Elizabeth May Chair in Environmental Health and Sustainability Candidate Research Talk: Dr. Ariel Greiner

Dr. Ariel Greiner
Postdoctoral Fellow
Pennsylvania State University and the University of Oxford

Title: Using Mathematical Models to Inform Management Practices in Coral Reefs and Beyond

Abstract: In this talk I will discuss how I use mathematical modelling techniques and decision theory approaches to improve management practices and answer important fundamental ecological and epidemiological questions. My focus is on increasing our understanding of aspects of systems whose impacts are hard to conceptualize without the use of models, such as those that operate at large spatial and temporal scales, but which are necessary to understand to properly manage the system. Models can then help us generate hypotheses about how these aspects might impact the dynamics of these systems and decision theory can help us understand (1) which of these aspects are necessary to understand to make informed management decisions and (2) what an optimal management method is for such a system. I conceptualize these models alongside collaborators inside and outside academia to ensure that the questions I am asking help shape conservation, sustainability and health policy around the world while also answering fundamental questions that improve our understanding of the processes that shape ecosystems and impact disease transmission. I use this approach across systems, from coral reefs in Fiji to foot and mouth disease in cattle farms in Turkey. My coral research focuses on understanding how coral larval dispersal may impact local coral reef dynamics and how larval dispersal networks may change over time and asks how both of those things affect coral reef management planning. Through this research, I show that it is useful to conserve reefs as reef networks as I find that dispersal connections among reefs influence their dynamics. I also find that connectivity can both help and hinder reef management and that effective management on a few reefs can help the wider reef network. My foot and mouth disease (FMD) research focuses on designing an optimal surveillance method for FMD outbreaks in countries where FMD is endemic. This research finds that surveillance methods that use spatial information or the cattle transport network find 2-5x more outbreaks than uninformed surveillance methods. Overall, this work shows the relevance of understanding large spatial scale networks when designing management plans and provides rapid insight as to how best to manage critically endangered ecosystems and important disease systems.

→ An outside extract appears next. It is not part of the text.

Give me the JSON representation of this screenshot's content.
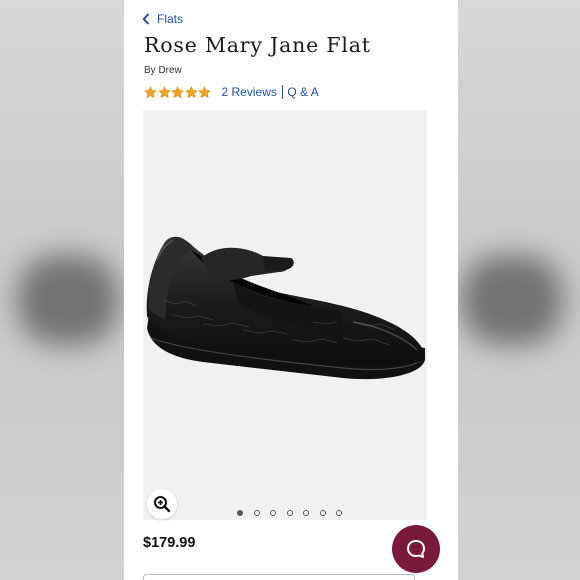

Bio: My scientific research program is focused on increasing societal well-being through developing socio-ecological mathematical models of ecosystems to improve global conservation and sustainability and disease management initiatives. My goal as a scientist is to find win-win solutions for global ecosystems and for the humans that rely on these ecosystems. I do this through assessing management initiatives in mathematical models of real ecosystems that I design alongside local conservation experts and public health experts. I develop these models in collaboration with conservation/health experts working on the ground in these systems and also with other academics to ensure that the questions they answer increase our general understanding/knowledge of these systems as well as inform management practices. I have also consistently worked towards increasing equity, diversity, inclusion and accessibility in science to ensure that all feel empowered to participate in the environmental sciences as I believe that this is necessary to find equitable solutions to our current global crises. 

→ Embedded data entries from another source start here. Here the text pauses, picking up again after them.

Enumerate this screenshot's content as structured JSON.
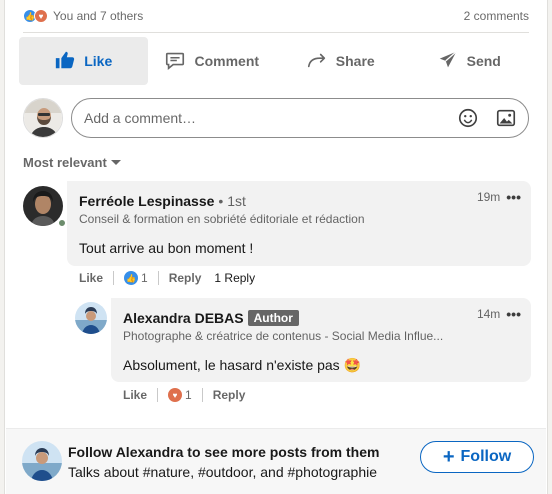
{
  "social": {
    "reactions_text": "You and 7 others",
    "comments_count": "2 comments",
    "reaction_icons": [
      "like-icon",
      "love-icon"
    ]
  },
  "actions": [
    {
      "label": "Like",
      "icon": "thumbs-up-icon",
      "active": true
    },
    {
      "label": "Comment",
      "icon": "comment-icon"
    },
    {
      "label": "Share",
      "icon": "share-arrow-icon"
    },
    {
      "label": "Send",
      "icon": "send-icon"
    }
  ],
  "comment_input": {
    "placeholder": "Add a comment…",
    "value": ""
  },
  "sort": {
    "label": "Most relevant"
  },
  "comments": [
    {
      "name": "Ferréole Lespinasse",
      "degree": "• 1st",
      "headline": "Conseil & formation en sobriété éditoriale et rédaction",
      "text": "Tout arrive au bon moment !",
      "time": "19m",
      "like_label": "Like",
      "reaction_count": "1",
      "reply_label": "Reply",
      "reply_count": "1 Reply"
    },
    {
      "name": "Alexandra DEBAS",
      "badge": "Author",
      "headline": "Photographe & créatrice de contenus - Social Media Influe...",
      "text": "Absolument, le hasard n'existe pas 🤩",
      "time": "14m",
      "like_label": "Like",
      "reaction_count": "1",
      "reply_label": "Reply"
    }
  ],
  "follow": {
    "title": "Follow Alexandra to see more posts from them",
    "subtitle": "Talks about #nature, #outdoor, and #photographie",
    "button": "Follow"
  },
  "colors": {
    "accent": "#0a66c2",
    "like": "#378fe9",
    "love": "#df704d",
    "author_badge": "#666666"
  }
}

I am currently a postdoc with the Shea and Ferrari labs at Pennsylvania State University and with the MCEM lab at the University of Oxford modelling Foot and Mouth disease dynamics and coral reef dynamics to inform management strategies. My PhD at the University of Toronto (with the KrkoŇ°ek, Fortin and Darling labs) focused on modelling coral reef larval dispersal networks to determine how larval dispersal among reefs might change the stability of the coral-dominated state and to delineate present-day larval dispersal networks and assess the capacity of natural re-seeding to re-seed present-day reef networks. This work was deemed Canadian National Champion at the Inaugural Frontiers Planet Prize competition in 2023. My final chapter was in collaboration with the Wildlife Conservation Society of Fiji, modelling a Fijian reef network and assessing the efficacy of various different management strategies. I have also worked on projects modelling SARS CoV-2 dynamics in Canada, assessing human impacts on worldwide genetic diversity, determining pigeons capacity to learn efficient routes in travelling salesman (or salespigeon) problems and writing guidelines for graduate students working with mathematical models for the first time.

Personal website: http://www.arielgreiner.com/

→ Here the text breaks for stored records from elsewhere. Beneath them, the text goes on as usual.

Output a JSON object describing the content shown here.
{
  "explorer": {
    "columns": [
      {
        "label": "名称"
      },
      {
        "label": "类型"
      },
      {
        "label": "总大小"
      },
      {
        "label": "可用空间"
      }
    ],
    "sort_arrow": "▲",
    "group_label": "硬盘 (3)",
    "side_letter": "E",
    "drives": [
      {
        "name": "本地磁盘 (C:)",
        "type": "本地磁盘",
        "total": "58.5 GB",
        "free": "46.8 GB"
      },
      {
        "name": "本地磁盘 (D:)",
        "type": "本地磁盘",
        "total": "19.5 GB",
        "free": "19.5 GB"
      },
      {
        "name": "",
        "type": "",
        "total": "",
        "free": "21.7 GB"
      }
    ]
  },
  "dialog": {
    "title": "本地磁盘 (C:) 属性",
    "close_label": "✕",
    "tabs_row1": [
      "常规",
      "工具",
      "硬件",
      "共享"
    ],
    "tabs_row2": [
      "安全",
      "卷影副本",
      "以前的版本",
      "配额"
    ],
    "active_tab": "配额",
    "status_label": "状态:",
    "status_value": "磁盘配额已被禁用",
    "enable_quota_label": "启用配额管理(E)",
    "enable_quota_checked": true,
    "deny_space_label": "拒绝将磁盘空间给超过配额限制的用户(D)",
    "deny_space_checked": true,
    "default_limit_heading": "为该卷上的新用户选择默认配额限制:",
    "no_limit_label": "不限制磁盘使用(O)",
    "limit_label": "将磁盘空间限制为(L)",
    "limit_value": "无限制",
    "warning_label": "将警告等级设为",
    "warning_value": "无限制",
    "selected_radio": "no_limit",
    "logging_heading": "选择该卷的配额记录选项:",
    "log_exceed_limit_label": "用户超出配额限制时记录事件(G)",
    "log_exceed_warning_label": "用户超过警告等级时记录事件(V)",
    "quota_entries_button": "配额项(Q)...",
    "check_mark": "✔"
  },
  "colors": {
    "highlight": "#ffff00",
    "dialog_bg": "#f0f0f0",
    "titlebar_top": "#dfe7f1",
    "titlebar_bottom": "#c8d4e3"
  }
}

Milligan Room, 8th Floor Biology-Earth Sciences Wing, Life Sciences Centre, Dalhousie University